The Hachamim established these eight days for reciting the Hallel and giving thanks to Hashem (Shabbat 22a). We can understand that these days are special for Hallel, praising Hashem; but why are they special for hodaa, thanksgiving? Do we not thank Hashem every day in our prayers and berachot?
When Leah Imenu was given her fourth son she named him Yehuda saying, "Now this time I will thank Hashem." Rashi explained "now that I have four sons, more than my share, I have reason to thank Hashem." Hazal praised Leah, stating that from the time of creation until the time Yehuda was born no one had ever thanked Hashem.
Is it possible that Adam, Noah, Shem and the Avot never thanked Hashem?
It goes without saying that all the Sadikim praise and thank Hashem every day – for their lives, for their health, indeed for everything they have: "for every breath one takes praise Hashem" (Beresheet Rabah14). But there is another special level of thanking Hashem. Sometimes a person receives a gift that is far beyond what he perceives that he deserves. The special feeling of thankfulness upon receiving something that one did not expect – and the recognition that it was from Hashem – this is what Leah brought into this world.
The Chashmonaim risked their lives to fight a battle that seemed so obviously hopeless. They won their wars in a manner that defied all reason, which was beyond expectation or explanation. But after all, they fought for the sake of an ideal not for territories or independence or nationalistic pride. They were fighting for the Torah, for Hashem's honor and glory. That being the case, we might say they 'deserved' their victory.
Not so, Hazal taught us. The wars of the Maccabees could have ended up as a holocaust, one more terrible than the Jewish nation has ever known, chas ve'shalom. Hashem could have had us wait many years before we could start picking up the pieces and rebuilding our nation.
He could have done that, but instead Hashem granted us the victories that enabled us to march forward into the era of the Tannaim, which ensured the perpetuity of the Torah for all ages. The miracle of the oil symbolizes the exceptional Siyata dishmaya. This additional miracle was not something that was vitally necessary at the time – lighting the Menorah could have waited another week.
Like the miracle of the oil, the miracle of the wars were a special gift, beyond what we deserved. Thus, Hazal instituted eight of thanksgiving.

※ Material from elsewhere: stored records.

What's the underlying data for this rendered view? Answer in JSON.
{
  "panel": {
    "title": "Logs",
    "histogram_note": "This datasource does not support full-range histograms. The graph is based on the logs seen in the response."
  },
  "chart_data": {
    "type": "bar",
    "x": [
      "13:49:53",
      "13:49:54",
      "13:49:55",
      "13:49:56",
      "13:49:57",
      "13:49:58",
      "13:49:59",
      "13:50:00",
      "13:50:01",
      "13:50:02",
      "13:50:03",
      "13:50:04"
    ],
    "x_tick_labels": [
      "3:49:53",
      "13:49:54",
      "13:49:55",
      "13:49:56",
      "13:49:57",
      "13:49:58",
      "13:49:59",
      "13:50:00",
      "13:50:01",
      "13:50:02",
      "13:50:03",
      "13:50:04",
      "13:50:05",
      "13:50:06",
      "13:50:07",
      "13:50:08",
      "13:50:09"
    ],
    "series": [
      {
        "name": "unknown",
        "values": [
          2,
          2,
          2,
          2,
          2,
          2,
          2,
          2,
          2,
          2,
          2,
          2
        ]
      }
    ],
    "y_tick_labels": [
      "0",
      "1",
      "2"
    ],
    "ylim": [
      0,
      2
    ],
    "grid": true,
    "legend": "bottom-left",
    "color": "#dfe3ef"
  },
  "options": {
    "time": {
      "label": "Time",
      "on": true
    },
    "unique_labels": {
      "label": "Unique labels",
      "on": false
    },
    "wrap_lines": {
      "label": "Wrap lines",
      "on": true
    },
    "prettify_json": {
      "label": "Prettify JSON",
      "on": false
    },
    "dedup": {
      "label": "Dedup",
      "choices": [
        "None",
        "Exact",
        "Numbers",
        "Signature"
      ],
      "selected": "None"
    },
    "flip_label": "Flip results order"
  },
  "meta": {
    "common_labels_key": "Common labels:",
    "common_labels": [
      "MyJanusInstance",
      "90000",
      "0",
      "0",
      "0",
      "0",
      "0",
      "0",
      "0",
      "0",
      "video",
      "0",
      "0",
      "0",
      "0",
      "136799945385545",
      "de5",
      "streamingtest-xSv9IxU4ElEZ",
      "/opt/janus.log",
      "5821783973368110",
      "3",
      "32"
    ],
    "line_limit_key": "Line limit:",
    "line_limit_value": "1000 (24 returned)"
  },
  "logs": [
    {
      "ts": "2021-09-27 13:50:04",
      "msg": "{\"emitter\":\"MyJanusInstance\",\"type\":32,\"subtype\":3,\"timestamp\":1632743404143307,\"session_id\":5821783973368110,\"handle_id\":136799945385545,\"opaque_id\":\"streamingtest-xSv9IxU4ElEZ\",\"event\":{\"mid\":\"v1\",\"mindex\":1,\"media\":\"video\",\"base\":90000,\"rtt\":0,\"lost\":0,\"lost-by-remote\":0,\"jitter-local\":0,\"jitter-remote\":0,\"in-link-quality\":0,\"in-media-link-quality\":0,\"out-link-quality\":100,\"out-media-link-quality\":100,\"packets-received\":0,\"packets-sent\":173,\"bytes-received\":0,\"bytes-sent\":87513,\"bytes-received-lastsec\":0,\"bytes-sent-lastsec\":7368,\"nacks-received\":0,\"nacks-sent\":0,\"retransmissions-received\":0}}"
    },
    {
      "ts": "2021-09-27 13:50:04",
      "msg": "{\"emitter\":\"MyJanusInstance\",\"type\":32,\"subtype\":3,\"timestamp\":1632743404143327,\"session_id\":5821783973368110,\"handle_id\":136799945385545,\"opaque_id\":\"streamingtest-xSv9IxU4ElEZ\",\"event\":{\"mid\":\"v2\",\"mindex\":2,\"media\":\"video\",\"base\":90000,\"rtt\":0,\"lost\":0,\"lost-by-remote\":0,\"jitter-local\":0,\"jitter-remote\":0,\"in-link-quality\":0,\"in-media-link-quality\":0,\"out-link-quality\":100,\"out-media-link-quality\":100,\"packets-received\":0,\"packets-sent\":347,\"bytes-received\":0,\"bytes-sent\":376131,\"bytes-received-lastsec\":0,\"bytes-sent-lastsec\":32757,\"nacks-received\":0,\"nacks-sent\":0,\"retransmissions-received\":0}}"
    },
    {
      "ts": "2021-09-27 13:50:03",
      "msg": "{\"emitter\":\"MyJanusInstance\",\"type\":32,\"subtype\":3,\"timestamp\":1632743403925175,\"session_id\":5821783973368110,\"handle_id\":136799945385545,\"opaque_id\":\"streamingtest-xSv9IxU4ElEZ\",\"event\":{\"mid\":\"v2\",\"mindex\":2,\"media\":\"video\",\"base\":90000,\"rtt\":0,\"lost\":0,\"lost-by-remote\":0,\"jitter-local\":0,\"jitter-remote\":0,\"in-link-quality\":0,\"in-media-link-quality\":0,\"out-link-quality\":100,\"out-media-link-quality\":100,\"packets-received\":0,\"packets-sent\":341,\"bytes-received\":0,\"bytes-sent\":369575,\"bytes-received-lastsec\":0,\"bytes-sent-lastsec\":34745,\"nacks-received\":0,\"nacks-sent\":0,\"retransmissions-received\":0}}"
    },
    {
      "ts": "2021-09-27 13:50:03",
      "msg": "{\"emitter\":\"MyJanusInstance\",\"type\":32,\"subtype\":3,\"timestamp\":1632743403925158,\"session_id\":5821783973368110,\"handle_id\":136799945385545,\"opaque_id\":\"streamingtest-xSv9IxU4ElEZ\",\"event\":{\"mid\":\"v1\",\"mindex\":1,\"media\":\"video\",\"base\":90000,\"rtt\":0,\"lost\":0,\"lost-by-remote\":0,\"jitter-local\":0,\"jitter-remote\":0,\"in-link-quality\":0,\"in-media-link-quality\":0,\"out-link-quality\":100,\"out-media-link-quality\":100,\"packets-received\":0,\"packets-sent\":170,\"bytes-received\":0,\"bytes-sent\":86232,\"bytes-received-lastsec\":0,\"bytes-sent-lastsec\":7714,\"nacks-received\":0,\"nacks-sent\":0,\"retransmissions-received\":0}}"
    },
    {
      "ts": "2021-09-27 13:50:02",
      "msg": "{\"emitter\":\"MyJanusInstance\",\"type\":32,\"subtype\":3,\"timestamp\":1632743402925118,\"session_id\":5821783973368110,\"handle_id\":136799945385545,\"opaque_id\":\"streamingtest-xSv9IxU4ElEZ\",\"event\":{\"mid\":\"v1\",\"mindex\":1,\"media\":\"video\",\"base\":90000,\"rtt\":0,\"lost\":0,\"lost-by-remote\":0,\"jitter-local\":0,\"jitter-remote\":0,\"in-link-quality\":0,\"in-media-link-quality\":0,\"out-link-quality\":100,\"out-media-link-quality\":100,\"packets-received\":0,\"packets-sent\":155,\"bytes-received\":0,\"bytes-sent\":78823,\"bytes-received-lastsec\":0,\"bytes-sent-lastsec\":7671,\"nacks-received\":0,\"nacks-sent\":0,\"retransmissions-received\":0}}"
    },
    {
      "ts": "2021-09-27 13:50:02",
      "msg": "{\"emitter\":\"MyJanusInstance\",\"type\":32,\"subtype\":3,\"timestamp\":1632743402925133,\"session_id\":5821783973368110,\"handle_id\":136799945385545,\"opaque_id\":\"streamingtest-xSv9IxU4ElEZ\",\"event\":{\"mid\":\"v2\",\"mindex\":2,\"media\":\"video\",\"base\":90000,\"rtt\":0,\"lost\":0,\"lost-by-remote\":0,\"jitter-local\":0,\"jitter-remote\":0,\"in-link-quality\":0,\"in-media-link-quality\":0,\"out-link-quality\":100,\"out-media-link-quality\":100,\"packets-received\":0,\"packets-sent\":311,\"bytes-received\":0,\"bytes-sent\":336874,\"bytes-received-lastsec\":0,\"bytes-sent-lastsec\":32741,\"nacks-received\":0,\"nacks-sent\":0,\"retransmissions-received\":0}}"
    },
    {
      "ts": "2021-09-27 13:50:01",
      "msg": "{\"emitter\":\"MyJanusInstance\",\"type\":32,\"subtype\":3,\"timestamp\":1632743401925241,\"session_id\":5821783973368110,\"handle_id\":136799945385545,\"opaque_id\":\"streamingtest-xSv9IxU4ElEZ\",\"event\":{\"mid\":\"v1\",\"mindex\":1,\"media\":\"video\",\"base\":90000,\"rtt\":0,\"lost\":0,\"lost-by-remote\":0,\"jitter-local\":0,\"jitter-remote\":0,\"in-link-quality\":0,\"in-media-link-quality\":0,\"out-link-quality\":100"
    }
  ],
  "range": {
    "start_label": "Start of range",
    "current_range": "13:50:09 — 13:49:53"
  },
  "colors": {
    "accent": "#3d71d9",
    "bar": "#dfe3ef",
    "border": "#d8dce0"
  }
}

Hanukah gives us a special opportunity for thanks. Today as we look around us and see the continued growth and the flourishing of Torah and Misvah observance despite so many daunting obstacles, we owe Hashem a unique measure of thanks. In the words of our mother Leah, "This time I will give thank